Elucidating the role of EMT modulators in Acute Leukaemia

Research area

 |  leukaemia


 |  leukaemia, genomics, CRISPR screens, EMT, new therapies, drug screens


 |  PhD/Doctorate, Honours, Masters

Project description

Background | The epithelial-mesenchymal transition (EMT) is a key developmental process that plays an important role during epithelial tumour development and pathogenesis. Activation of EMT in tumour cells contributes to the development of the migratory and invasive phenotype required for effective tumour cell metastasis. Furthermore, expression of EMT modulators has also been linked to the acquisition of cancer stem cell properties and enhanced therapeutic resistance in epithelial tumour cells. Intriguingly, we and others have more recently discovered that altered expression of EMT modulators, such as members of the SNAIL and ZEB families, also plays a role in the development and pathogenesis of Acute Leukaemias. The exact mechanisms involved, however, remain to elucidated.

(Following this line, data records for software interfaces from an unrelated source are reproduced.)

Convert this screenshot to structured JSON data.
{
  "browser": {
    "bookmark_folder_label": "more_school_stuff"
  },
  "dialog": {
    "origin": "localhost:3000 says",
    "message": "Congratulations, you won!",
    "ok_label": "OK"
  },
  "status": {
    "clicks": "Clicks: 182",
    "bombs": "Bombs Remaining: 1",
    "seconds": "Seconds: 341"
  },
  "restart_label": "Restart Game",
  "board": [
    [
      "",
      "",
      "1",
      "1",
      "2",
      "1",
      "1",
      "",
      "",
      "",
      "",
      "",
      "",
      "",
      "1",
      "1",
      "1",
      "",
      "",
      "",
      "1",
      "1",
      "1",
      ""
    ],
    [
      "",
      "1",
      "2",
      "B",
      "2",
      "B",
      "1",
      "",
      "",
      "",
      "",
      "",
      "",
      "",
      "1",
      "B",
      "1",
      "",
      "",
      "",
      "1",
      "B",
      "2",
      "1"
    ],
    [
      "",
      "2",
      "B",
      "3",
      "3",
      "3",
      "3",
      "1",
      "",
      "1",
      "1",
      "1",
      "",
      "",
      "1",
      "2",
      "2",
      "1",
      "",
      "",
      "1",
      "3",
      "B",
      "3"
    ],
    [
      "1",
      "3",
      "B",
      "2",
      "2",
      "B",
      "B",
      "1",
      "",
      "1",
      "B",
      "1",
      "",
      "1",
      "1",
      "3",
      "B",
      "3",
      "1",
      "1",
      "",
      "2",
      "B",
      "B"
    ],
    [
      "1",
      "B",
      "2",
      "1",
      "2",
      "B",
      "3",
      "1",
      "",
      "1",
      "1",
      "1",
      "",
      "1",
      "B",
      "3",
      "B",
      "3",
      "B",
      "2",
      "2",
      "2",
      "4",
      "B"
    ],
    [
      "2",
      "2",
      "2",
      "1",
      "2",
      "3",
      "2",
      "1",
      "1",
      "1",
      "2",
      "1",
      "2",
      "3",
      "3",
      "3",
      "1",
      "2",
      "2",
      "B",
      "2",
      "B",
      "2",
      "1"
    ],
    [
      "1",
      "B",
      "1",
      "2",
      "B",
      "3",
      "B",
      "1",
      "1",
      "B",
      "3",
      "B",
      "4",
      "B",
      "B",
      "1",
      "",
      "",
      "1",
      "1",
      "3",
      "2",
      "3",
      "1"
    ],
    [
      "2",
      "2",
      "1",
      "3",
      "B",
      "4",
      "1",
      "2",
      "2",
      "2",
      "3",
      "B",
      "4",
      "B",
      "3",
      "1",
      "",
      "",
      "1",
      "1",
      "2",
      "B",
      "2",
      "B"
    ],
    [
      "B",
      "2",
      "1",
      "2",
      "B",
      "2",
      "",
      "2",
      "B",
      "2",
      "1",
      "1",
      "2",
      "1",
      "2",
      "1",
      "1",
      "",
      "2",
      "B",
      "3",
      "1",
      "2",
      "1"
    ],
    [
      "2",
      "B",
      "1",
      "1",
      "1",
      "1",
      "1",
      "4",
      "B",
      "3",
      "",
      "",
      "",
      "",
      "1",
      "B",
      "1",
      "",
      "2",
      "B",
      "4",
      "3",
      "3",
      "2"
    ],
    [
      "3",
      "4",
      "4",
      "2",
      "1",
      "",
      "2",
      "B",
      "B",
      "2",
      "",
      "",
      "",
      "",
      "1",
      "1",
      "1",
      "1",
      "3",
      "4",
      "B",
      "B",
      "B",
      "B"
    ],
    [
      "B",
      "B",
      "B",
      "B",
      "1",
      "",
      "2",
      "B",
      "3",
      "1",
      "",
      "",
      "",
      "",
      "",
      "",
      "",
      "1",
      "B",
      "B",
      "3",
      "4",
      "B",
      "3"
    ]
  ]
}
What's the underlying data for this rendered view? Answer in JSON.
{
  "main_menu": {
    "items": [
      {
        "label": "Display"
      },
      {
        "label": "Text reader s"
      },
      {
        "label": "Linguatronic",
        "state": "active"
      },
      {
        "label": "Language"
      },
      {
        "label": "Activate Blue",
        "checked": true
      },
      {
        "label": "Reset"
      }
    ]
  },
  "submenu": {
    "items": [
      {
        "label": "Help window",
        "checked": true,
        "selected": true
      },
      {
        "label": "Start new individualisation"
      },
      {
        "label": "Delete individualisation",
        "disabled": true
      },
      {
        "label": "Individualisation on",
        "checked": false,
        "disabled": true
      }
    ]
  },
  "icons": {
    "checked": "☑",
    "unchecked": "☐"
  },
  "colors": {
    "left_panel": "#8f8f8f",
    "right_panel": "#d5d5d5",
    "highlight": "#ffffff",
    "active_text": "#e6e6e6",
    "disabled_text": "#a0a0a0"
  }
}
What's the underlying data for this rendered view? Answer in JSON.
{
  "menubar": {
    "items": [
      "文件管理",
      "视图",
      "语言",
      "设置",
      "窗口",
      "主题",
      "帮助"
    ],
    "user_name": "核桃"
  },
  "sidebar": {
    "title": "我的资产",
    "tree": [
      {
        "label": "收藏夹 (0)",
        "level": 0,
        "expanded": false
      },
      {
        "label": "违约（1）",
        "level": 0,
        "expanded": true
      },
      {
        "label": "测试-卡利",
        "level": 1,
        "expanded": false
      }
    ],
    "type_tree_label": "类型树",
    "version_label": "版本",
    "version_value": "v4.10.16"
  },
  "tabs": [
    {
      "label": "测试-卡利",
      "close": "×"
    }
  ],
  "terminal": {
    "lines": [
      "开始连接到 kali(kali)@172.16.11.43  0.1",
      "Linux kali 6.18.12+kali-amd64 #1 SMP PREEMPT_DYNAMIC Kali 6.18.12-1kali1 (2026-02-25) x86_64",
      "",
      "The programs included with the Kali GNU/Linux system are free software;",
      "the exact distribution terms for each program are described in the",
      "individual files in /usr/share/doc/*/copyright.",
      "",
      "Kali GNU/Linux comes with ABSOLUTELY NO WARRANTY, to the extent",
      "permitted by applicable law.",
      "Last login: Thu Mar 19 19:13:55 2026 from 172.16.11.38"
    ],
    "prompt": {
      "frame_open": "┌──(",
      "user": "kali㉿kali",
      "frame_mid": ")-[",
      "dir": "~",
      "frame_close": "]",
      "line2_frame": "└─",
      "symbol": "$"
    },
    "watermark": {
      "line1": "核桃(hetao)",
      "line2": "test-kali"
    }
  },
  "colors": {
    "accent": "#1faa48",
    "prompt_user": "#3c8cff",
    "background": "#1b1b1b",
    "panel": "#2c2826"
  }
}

Project | In this project, you will use a variety of genetic, genomic and proteomic approaches in cell lines and in vivo leukaemia models to identify the key mechanisms utilised by EMT modulators to drive Leukaemia development and pathogenesis. Large scale drug and genetic screens may also be employed to identify unique EMT-driven therapeutic vulnerabilities in our Leukaemia models, paving the way for development of novel treatment approaches.